• Directions: Every line holding "this" should be copied from the records below.

Data records for software interfaces:
○ ○ ○

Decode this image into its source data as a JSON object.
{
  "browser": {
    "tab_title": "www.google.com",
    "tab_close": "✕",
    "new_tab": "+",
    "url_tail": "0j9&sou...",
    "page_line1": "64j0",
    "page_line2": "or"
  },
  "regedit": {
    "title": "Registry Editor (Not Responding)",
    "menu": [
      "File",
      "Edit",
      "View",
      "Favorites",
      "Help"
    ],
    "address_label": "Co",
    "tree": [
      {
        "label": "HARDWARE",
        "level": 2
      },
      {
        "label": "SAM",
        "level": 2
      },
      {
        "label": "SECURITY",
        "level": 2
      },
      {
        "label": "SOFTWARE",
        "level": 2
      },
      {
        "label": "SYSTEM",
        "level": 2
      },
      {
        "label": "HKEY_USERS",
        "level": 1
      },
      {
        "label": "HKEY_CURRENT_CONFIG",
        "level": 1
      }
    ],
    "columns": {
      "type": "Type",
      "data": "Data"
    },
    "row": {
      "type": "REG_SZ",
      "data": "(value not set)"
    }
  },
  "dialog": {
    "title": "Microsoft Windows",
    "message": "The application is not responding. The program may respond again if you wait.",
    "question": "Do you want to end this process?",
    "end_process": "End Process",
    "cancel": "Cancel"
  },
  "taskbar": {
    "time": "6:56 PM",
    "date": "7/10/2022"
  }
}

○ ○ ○

• Worked solution:
Decode this image into its source data as a JSON object.
    "question": "Do you want to end this process?",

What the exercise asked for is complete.